4. Abstract Background

Electromyography (EMG)-based audiovisual biofeedback systems, developed and tested in research settings to train neuromuscular control in patient populations such as cerebral palsy (CP), have inherent implementation obstacles that may limit their translation to clinical practice. The purpose of this study was to design and validate an alternative, plantar pressure-based biofeedback system for improving ankle plantar flexor recruitment during walking in individuals with CP.

Methods

Eight individuals with CP (11–18 years old) were recruited to test both an EMG-based and a plantar pressure-based biofeedback system while walking. Ankle plantar flexor muscle recruitment, co-contraction at the ankle, and lower limb kinematics were compared between the two systems and relative to baseline walking.

Results

Relative to baseline walking, both biofeedback systems yielded significant increases in mean soleus (43–58%, p < 0.05), and mean (68–70%, p < 0.05) and peak (71–82%, p < 0.05) medial gastrocnemius activation, with no differences between the two systems and strong relationships for all primary outcome variables (R = 0.89–0.94). Ankle co-contraction significantly increased relative to baseline only with the EMG-based system (52%, p = 0.03).

Conclusion

These findings support future research on functional training with this simple, low-cost biofeedback modality.

5. Abstract Background

Improving the prediction ability of a human-machine interface (HMI) is critical to accomplish a bio-inspired or model-based control strategy for rehabilitation interventions, which are of increased interest to assist limb function post neurological injuries. A fundamental role of the HMI is to accurately predict human intent by mapping signals from a mechanical sensor or surface electromyography (sEMG) sensor. These sensors are limited to measuring the resulting limb force or movement or the neural signal evoking the force. As the intermediate mapping in the HMI also depends on muscle contractility, a motivation exists to include architectural features of the muscle as surrogates of dynamic muscle movement, thus further improving the HMI’s prediction accuracy.

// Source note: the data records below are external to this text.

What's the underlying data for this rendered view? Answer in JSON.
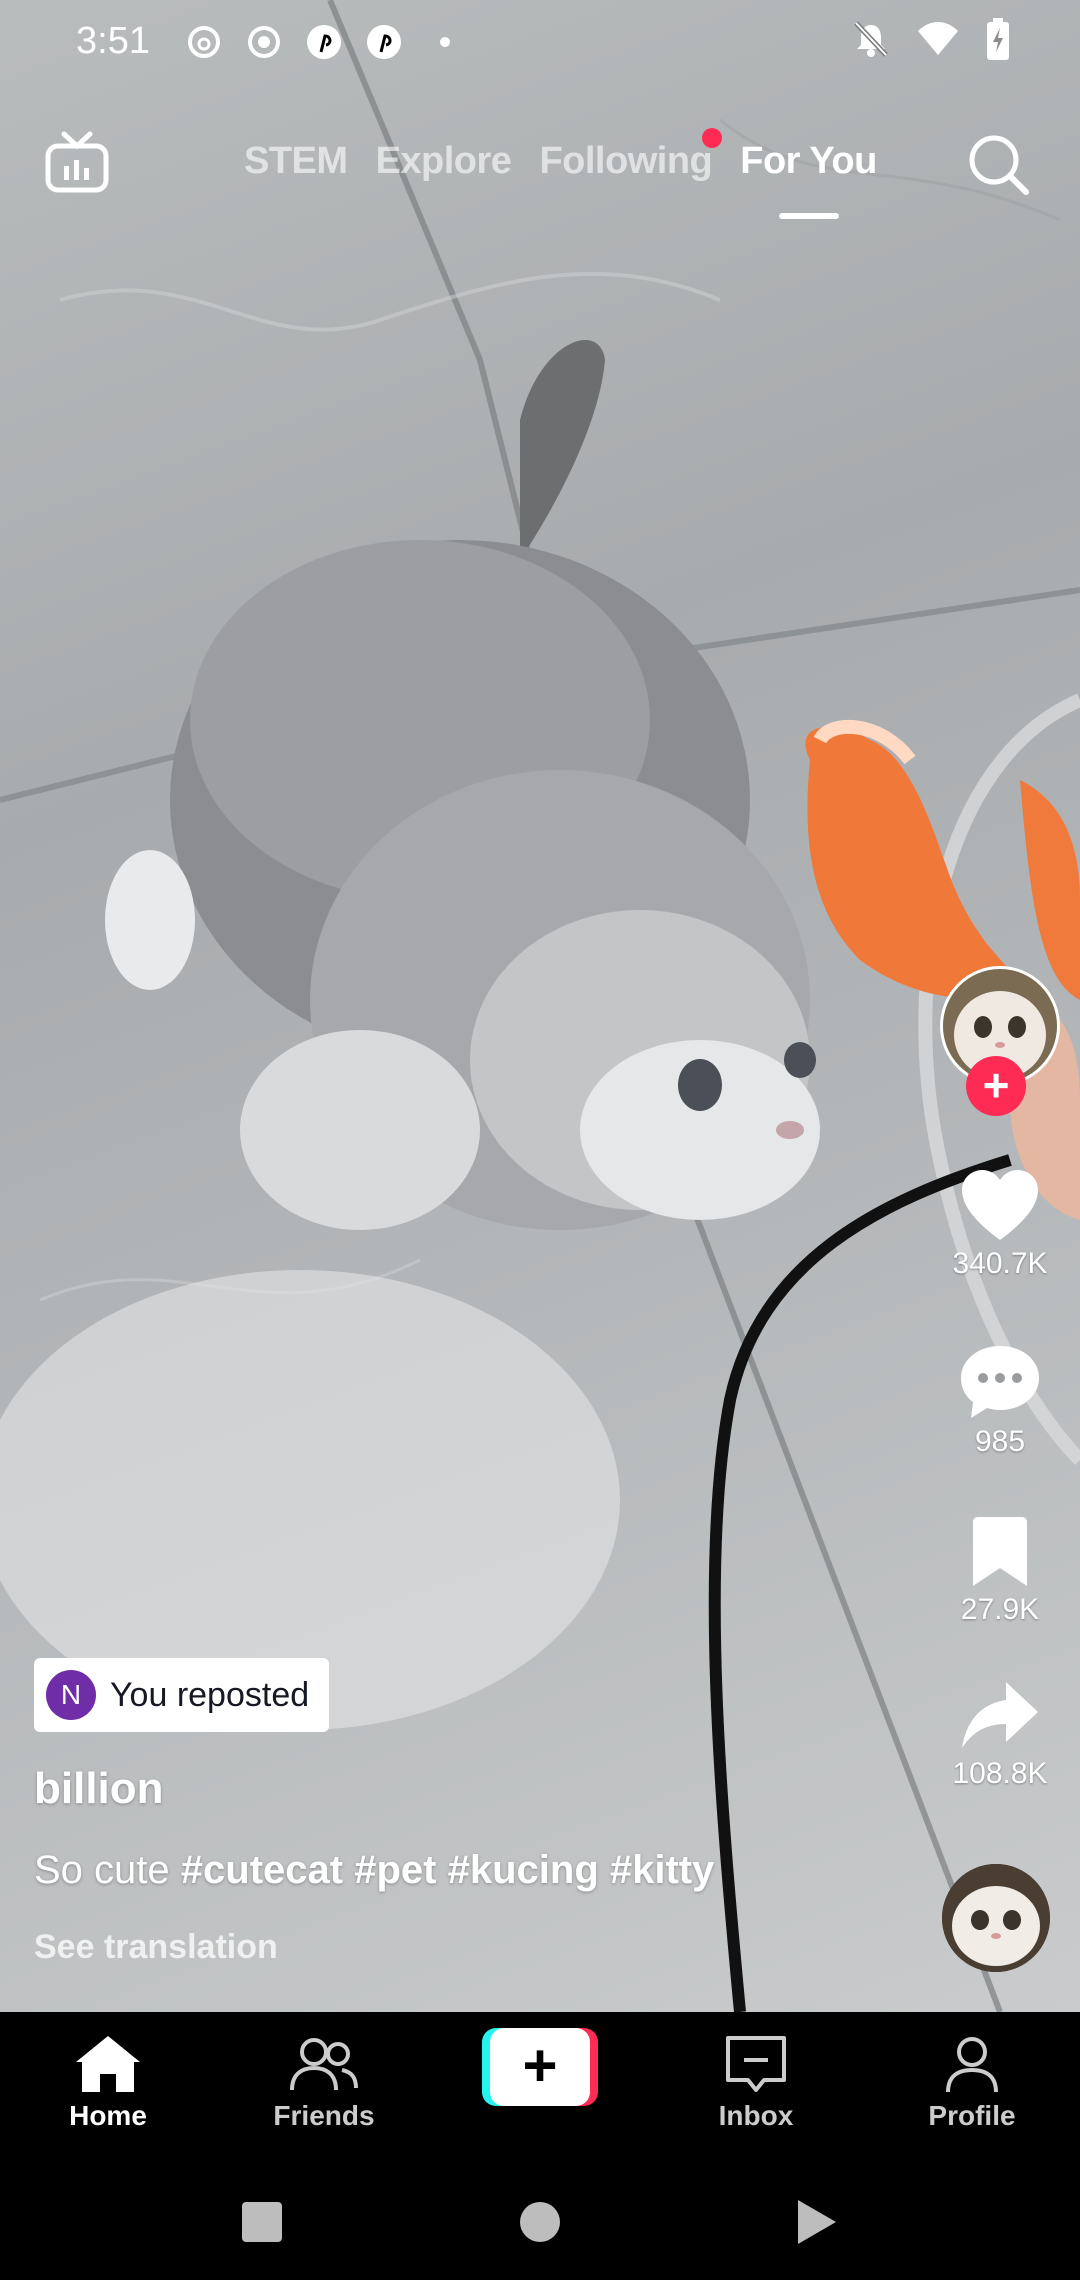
{
  "status_bar": {
    "time": "3:51",
    "left_icons": [
      "threads-icon",
      "record-icon",
      "pinterest-icon",
      "pinterest-icon",
      "dot-icon"
    ],
    "right_icons": [
      "notifications-off-icon",
      "wifi-icon",
      "battery-charging-icon"
    ]
  },
  "top_nav": {
    "tabs": [
      {
        "label": "STEM",
        "active": false
      },
      {
        "label": "Explore",
        "active": false
      },
      {
        "label": "Following",
        "active": false,
        "badge": true
      },
      {
        "label": "For You",
        "active": true
      }
    ]
  },
  "actions": {
    "likes": "340.7K",
    "comments": "985",
    "saves": "27.9K",
    "shares": "108.8K"
  },
  "post": {
    "repost_avatar_letter": "N",
    "repost_label": "You reposted",
    "author": "billion",
    "caption_text": "So cute",
    "hashtags": [
      "#cutecat",
      "#pet",
      "#kucing",
      "#kitty"
    ],
    "see_translation": "See translation"
  },
  "tab_bar": {
    "items": [
      {
        "label": "Home",
        "active": true
      },
      {
        "label": "Friends",
        "active": false
      },
      {
        "label": "",
        "active": false
      },
      {
        "label": "Inbox",
        "active": false
      },
      {
        "label": "Profile",
        "active": false
      }
    ]
  },
  "colors": {
    "accent": "#fe2c55",
    "create_cyan": "#25f4ee",
    "repost_avatar": "#6f2da8"
  }
}
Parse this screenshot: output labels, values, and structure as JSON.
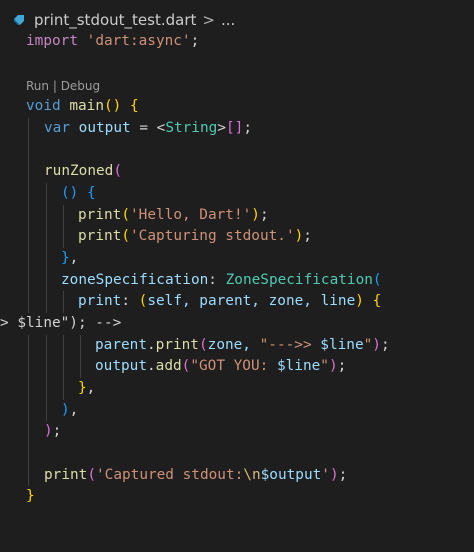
{
  "breadcrumb": {
    "file_icon": "dart-file-icon",
    "file_name": "print_stdout_test.dart",
    "separator": ">",
    "more": "..."
  },
  "codelens": {
    "run": "Run",
    "sep": " | ",
    "debug": "Debug"
  },
  "colors": {
    "background": "#1e1e1e",
    "keyword": "#569cd6",
    "control_keyword": "#c586c0",
    "function": "#dcdcaa",
    "string": "#ce9178",
    "type": "#4ec9b0",
    "variable": "#9cdcfe",
    "bracket_level1": "#ffd700",
    "bracket_level2": "#da70d6",
    "bracket_level3": "#179fff"
  },
  "code": {
    "l1": [
      "import",
      " ",
      "'dart:async'",
      ";"
    ],
    "l3": [
      "void",
      " ",
      "main",
      "(",
      ")",
      " ",
      "{"
    ],
    "l4": [
      "var",
      " ",
      "output",
      " = <",
      "String",
      ">",
      "[",
      "]",
      ";"
    ],
    "l6": [
      "runZoned",
      "("
    ],
    "l7": [
      "(",
      ")",
      " ",
      "{"
    ],
    "l8": [
      "print",
      "(",
      "'Hello, Dart!'",
      ")",
      ";"
    ],
    "l9": [
      "print",
      "(",
      "'Capturing stdout.'",
      ")",
      ";"
    ],
    "l10": [
      "}",
      ","
    ],
    "l11": [
      "zoneSpecification",
      ": ",
      "ZoneSpecification",
      "("
    ],
    "l12": [
      "print",
      ": ",
      "(",
      "self, parent, zone, line",
      ")",
      " ",
      "{"
    ],
    "l13": [
      "parent",
      ".",
      "print",
      "(",
      "zone, ",
      "\"--->> ",
      "$line",
      "\"",
      ")",
      ";"
    ],
    "l14": [
      "output",
      ".",
      "add",
      "(",
      "\"GOT YOU: ",
      "$line",
      "\"",
      ")",
      ";"
    ],
    "l15": [
      "}",
      ","
    ],
    "l16": [
      ")",
      ","
    ],
    "l17": [
      ")",
      ";"
    ],
    "l19": [
      "print",
      "(",
      "'Captured stdout:",
      "\\n",
      "$output",
      "'",
      ")",
      ";"
    ],
    "l20": [
      "}"
    ]
  }
}
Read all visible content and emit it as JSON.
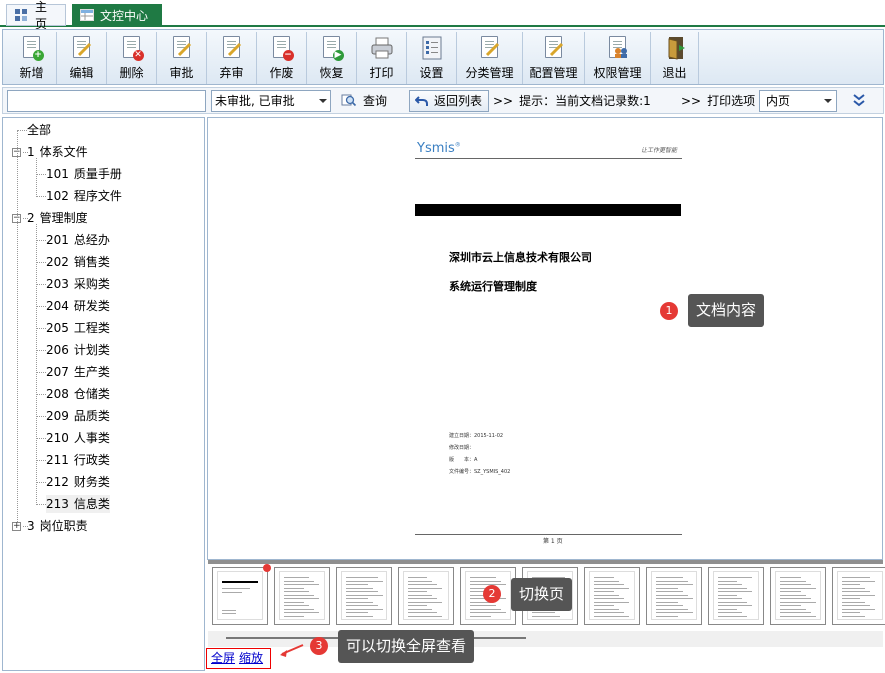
{
  "tabs": [
    {
      "label": "主页",
      "icon": "home-icon"
    },
    {
      "label": "文控中心",
      "icon": "table-icon"
    }
  ],
  "toolbar": [
    {
      "label": "新增",
      "icon": "new-doc-icon",
      "badge": "+",
      "badge_color": "#3aa735"
    },
    {
      "label": "编辑",
      "icon": "edit-doc-icon"
    },
    {
      "label": "删除",
      "icon": "delete-doc-icon",
      "badge": "✕",
      "badge_color": "#d9302a"
    },
    {
      "label": "审批",
      "icon": "approve-icon"
    },
    {
      "label": "弃审",
      "icon": "unapprove-icon"
    },
    {
      "label": "作废",
      "icon": "void-doc-icon",
      "badge": "−",
      "badge_color": "#d9302a"
    },
    {
      "label": "恢复",
      "icon": "restore-doc-icon",
      "badge": "▶",
      "badge_color": "#2e9a3a"
    },
    {
      "label": "打印",
      "icon": "printer-icon"
    },
    {
      "label": "设置",
      "icon": "settings-icon"
    },
    {
      "label": "分类管理",
      "icon": "category-icon"
    },
    {
      "label": "配置管理",
      "icon": "config-icon"
    },
    {
      "label": "权限管理",
      "icon": "permission-icon"
    },
    {
      "label": "退出",
      "icon": "exit-icon"
    }
  ],
  "search": {
    "input_value": "",
    "filter_value": "未审批, 已审批",
    "query_label": "查询",
    "back_label": "返回列表",
    "hint": "提示：当前文档记录数:1",
    "print_options": "打印选项",
    "page_select": "内页"
  },
  "tree": {
    "root": "全部",
    "groups": [
      {
        "code": "1",
        "name": "体系文件",
        "expanded": true,
        "children": [
          {
            "code": "101",
            "name": "质量手册"
          },
          {
            "code": "102",
            "name": "程序文件"
          }
        ]
      },
      {
        "code": "2",
        "name": "管理制度",
        "expanded": true,
        "children": [
          {
            "code": "201",
            "name": "总经办"
          },
          {
            "code": "202",
            "name": "销售类"
          },
          {
            "code": "203",
            "name": "采购类"
          },
          {
            "code": "204",
            "name": "研发类"
          },
          {
            "code": "205",
            "name": "工程类"
          },
          {
            "code": "206",
            "name": "计划类"
          },
          {
            "code": "207",
            "name": "生产类"
          },
          {
            "code": "208",
            "name": "仓储类"
          },
          {
            "code": "209",
            "name": "品质类"
          },
          {
            "code": "210",
            "name": "人事类"
          },
          {
            "code": "211",
            "name": "行政类"
          },
          {
            "code": "212",
            "name": "财务类"
          },
          {
            "code": "213",
            "name": "信息类"
          }
        ]
      },
      {
        "code": "3",
        "name": "岗位职责",
        "expanded": false,
        "children": []
      }
    ],
    "selected": "213"
  },
  "document": {
    "logo": "Ysmis",
    "logo_mark": "®",
    "header_right": "让工作更智能",
    "company": "深圳市云上信息技术有限公司",
    "title": "系统运行管理制度",
    "meta": [
      "建立日期：2015-11-02",
      "修改日期：",
      "版　　本：A",
      "文件编号：SZ_YSMIS_402"
    ],
    "footer": "第 1 页"
  },
  "thumbnail_count": 11,
  "bottom": {
    "fullscreen": "全屏",
    "zoom": "缩放"
  },
  "callouts": [
    {
      "num": "1",
      "text": "文档内容"
    },
    {
      "num": "2",
      "text": "切换页"
    },
    {
      "num": "3",
      "text": "可以切换全屏查看"
    }
  ],
  "colors": {
    "accent_green": "#1f7a44",
    "callout_bg": "#555555",
    "callout_num": "#e53935",
    "link": "#0000cc"
  }
}
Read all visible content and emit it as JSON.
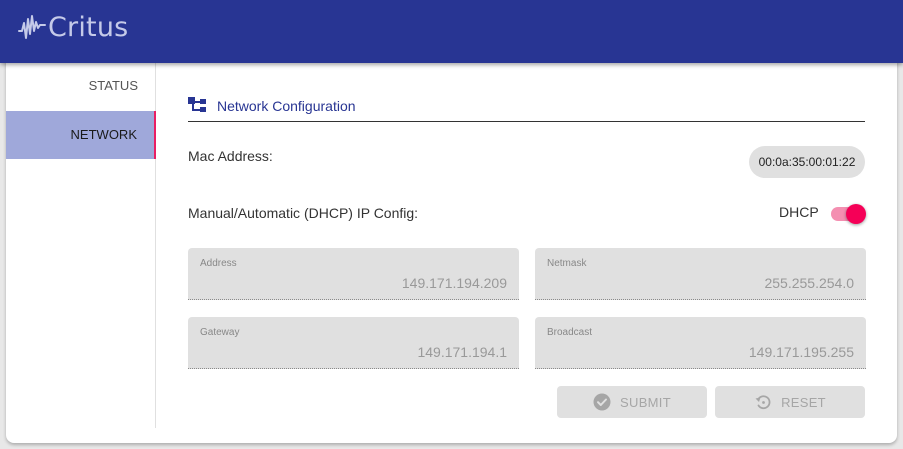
{
  "app": {
    "name": "Critus"
  },
  "sidebar": {
    "items": [
      {
        "label": "STATUS",
        "active": false
      },
      {
        "label": "NETWORK",
        "active": true
      }
    ]
  },
  "section": {
    "title": "Network Configuration",
    "icon": "network-icon"
  },
  "mac": {
    "label": "Mac Address:",
    "value": "00:0a:35:00:01:22"
  },
  "ip_config": {
    "label": "Manual/Automatic (DHCP) IP Config:",
    "switch_label": "DHCP",
    "dhcp_enabled": true
  },
  "fields": {
    "address": {
      "label": "Address",
      "value": "149.171.194.209"
    },
    "netmask": {
      "label": "Netmask",
      "value": "255.255.254.0"
    },
    "gateway": {
      "label": "Gateway",
      "value": "149.171.194.1"
    },
    "broadcast": {
      "label": "Broadcast",
      "value": "149.171.195.255"
    }
  },
  "buttons": {
    "submit_label": "SUBMIT",
    "reset_label": "RESET",
    "submit_icon": "check-circle-icon",
    "reset_icon": "restore-icon"
  },
  "colors": {
    "appbar": "#283593",
    "active_nav": "#9fa8da",
    "accent": "#f50057"
  }
}
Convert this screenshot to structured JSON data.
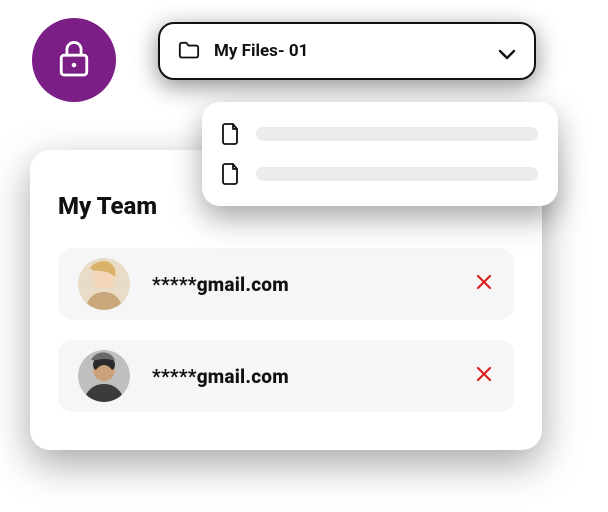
{
  "lock": {
    "icon": "lock-icon",
    "color": "#7b1f87"
  },
  "folderSelect": {
    "icon": "folder-icon",
    "label": "My Files- 01",
    "chevron": "chevron-down-icon"
  },
  "dropdown": {
    "items": [
      {
        "icon": "file-icon"
      },
      {
        "icon": "file-icon"
      }
    ]
  },
  "team": {
    "title": "My Team",
    "members": [
      {
        "avatar": "avatar-1",
        "email": "*****gmail.com",
        "removeIcon": "close-icon"
      },
      {
        "avatar": "avatar-2",
        "email": "*****gmail.com",
        "removeIcon": "close-icon"
      }
    ]
  }
}
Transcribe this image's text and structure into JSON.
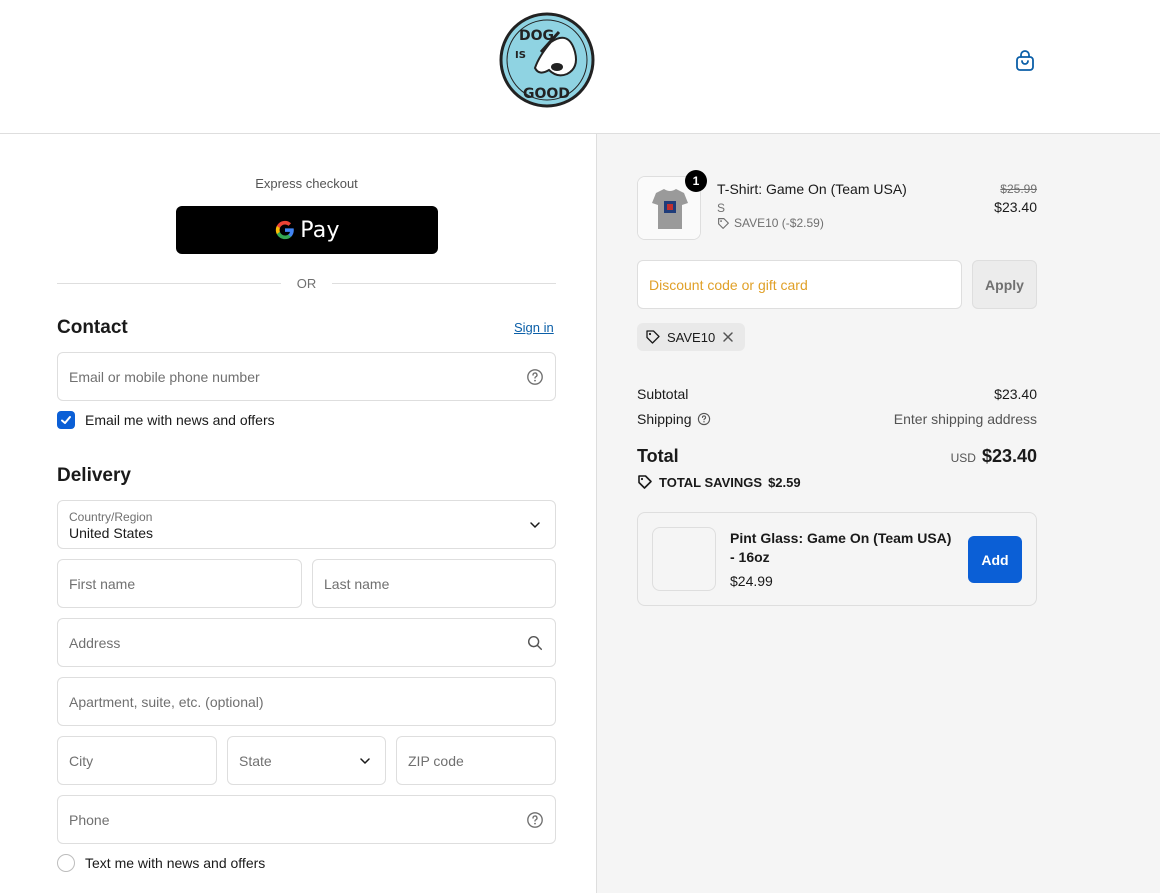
{
  "brand": {
    "logo_top": "DOG",
    "logo_mid": "IS",
    "logo_bottom": "GOOD"
  },
  "express": {
    "label": "Express checkout",
    "gpay_text": "Pay",
    "or_text": "OR"
  },
  "contact": {
    "title": "Contact",
    "signin_label": "Sign in",
    "email_placeholder": "Email or mobile phone number",
    "news_label": "Email me with news and offers",
    "news_checked": true
  },
  "delivery": {
    "title": "Delivery",
    "country_label": "Country/Region",
    "country_value": "United States",
    "first_name_placeholder": "First name",
    "last_name_placeholder": "Last name",
    "address_placeholder": "Address",
    "apartment_placeholder": "Apartment, suite, etc. (optional)",
    "city_placeholder": "City",
    "state_label": "State",
    "zip_placeholder": "ZIP code",
    "phone_placeholder": "Phone",
    "sms_label": "Text me with news and offers",
    "sms_checked": false
  },
  "order": {
    "item": {
      "quantity": "1",
      "title": "T-Shirt: Game On (Team USA)",
      "variant": "S",
      "discount": "SAVE10 (-$2.59)",
      "old_price": "$25.99",
      "price": "$23.40"
    },
    "discount_placeholder": "Discount code or gift card",
    "apply_label": "Apply",
    "applied_code": "SAVE10",
    "subtotal_label": "Subtotal",
    "subtotal_value": "$23.40",
    "shipping_label": "Shipping",
    "shipping_value": "Enter shipping address",
    "total_label": "Total",
    "currency": "USD",
    "total_value": "$23.40",
    "savings_label": "TOTAL SAVINGS",
    "savings_value": "$2.59"
  },
  "upsell": {
    "title": "Pint Glass: Game On (Team USA) - 16oz",
    "price": "$24.99",
    "add_label": "Add"
  },
  "colors": {
    "accent": "#0b5fd6",
    "link": "#0b5fa8",
    "placeholder_warning": "#e0a028"
  }
}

Objective

The purpose of this study is to investigate a non-invasive sEMG and ultrasound (US) imaging-driven Hill-type neuromuscular model (HNM) for net ankle joint plantarflexion moment prediction. We hypothesize that the fusion of signals from sEMG and US imaging results in a more accurate net plantarflexion moment prediction than sole sEMG or US imaging.

Methods

Ten young non-disabled participants walked on a treadmill at speeds of 0.50, 0.75, 1.00, 1.25, and 1.50 m/s. The proposed HNM consists of two muscle-tendon units. The muscle activation for each unit was calculatedmore »

Results

On average, the normalized moment prediction root mean square error was reduced by 14.58 % ($$p=0.012$$$p=0.012$) and 36.79 % ($$p<0.001$$$p<0.001$) with the proposed HNM when compared to sEMG-driven and US imaging-driven HNMs, respectively. Also, the calibrated models with data from the inter-speed mode were more robust than those from single-speed modes for the moment prediction.

Conclusions

The proposed sEMG-US imaging-driven HNM can significantly improve the net plantarflexion moment prediction accuracy across multiple walking speeds. The findings imply that the proposed HNM can be potentially used in bio-inspired control strategies for rehabilitative devices due to its superior prediction.